What is a Lottery?

A lottery is a type of gambling where players have a chance of winning a prize by selecting numbers. These games can be financial or non-financial and are often run by governments.

There are many different types of lotteries, including games that are played at specific times of the year or for special prizes. They can range from small cash prizes to huge jackpots.

Unlike other forms of gambling, lottery tickets are not always expensive. However, the cost can add up quickly. This can make it a bad decision for people to play them, especially if they are not able to afford to pay the full cost.

In addition, many people who win the lottery end up losing money in the long run. They may spend more on lottery tickets than they have left over from their income, leading to a situation where they have no money left for living expenses or savings.

The lottery has been criticized for its negative impact on the economy and society in general. In particular, it has been argued that it can be an addictive form of gambling. This is a serious problem, as it can lead to a decline in the quality of life for individuals and families.

A lottery is an ancient form of gambling that has been used for thousands of years. It can be found in a variety of cultures around the world.

It’s not just an old-fashioned form of fun and entertainment; the lottery has also been an important tool for economic development. In the United States, for example, state and local governments have established lotteries to raise money for different purposes.

Most people think that a lottery is a game of luck and that it is impossible to predict which numbers will be drawn. The truth is that lottery numbers are randomly selected from a pool of numbers. In order to maximize your chances of winning, you should try to cover a wide range of numbers from the pool.

You should also avoid picking consecutive numbers as these rarely come up. You should also avoid using a specific number that you are attached to, like your birthday or anniversary, as this can affect your chances of winning.

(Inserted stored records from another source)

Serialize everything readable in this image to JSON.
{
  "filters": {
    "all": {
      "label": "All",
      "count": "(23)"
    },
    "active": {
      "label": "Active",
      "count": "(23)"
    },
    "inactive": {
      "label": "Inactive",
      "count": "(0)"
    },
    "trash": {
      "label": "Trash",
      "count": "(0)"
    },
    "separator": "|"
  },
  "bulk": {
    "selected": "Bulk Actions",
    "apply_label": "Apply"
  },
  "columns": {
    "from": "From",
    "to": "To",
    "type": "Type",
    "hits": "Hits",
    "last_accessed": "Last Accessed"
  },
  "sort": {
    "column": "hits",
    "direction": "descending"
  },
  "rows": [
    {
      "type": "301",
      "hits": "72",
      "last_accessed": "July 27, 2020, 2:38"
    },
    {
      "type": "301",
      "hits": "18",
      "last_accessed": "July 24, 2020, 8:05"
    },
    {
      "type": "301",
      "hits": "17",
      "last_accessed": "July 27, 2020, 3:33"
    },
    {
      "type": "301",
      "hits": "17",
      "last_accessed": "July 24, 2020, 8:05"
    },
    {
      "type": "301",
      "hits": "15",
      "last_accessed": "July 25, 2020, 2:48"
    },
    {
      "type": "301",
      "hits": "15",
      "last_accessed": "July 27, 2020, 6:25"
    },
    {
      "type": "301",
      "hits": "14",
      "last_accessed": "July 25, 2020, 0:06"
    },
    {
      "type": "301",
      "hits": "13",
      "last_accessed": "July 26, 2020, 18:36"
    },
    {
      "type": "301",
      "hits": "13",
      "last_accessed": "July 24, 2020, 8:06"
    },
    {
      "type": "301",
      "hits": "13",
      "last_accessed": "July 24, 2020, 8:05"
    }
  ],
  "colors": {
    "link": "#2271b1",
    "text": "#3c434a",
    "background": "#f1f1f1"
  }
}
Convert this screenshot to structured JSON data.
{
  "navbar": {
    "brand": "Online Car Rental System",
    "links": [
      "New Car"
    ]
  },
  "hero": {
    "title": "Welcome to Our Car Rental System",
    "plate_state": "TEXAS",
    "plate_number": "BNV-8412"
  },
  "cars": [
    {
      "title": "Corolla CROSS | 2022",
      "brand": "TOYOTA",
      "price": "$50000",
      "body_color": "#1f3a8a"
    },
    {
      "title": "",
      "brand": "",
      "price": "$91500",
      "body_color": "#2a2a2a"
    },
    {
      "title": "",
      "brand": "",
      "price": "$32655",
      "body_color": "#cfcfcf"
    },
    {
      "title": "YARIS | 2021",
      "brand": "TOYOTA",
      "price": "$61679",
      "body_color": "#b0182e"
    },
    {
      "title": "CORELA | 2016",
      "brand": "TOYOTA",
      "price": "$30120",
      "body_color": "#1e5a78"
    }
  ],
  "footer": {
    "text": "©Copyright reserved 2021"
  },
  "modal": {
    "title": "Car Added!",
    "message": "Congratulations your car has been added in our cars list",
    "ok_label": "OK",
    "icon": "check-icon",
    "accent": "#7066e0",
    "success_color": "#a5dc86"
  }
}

While the lottery can be a good way to raise money for a cause, it is important to know your limits and how much you are willing to risk before playing the game. It is also a good idea to set aside some money for emergency situations, such as medical bills or car repairs, so that you won’t have to rely on your winnings.

The lottery is one of the few games in which people from every walk of life can compete. It doesn’t care if you are black, white, Mexican, Chinese, fat, skinny, short, tall, republican or democratic. In fact, anyone can win if they have the right numbers!

If you are interested in learning more about the lottery, you can check out some of the many resources available online. Some of them include statistics from previous draws and tips for how to choose the right lottery numbers. These resources can be valuable tools for your next lottery game.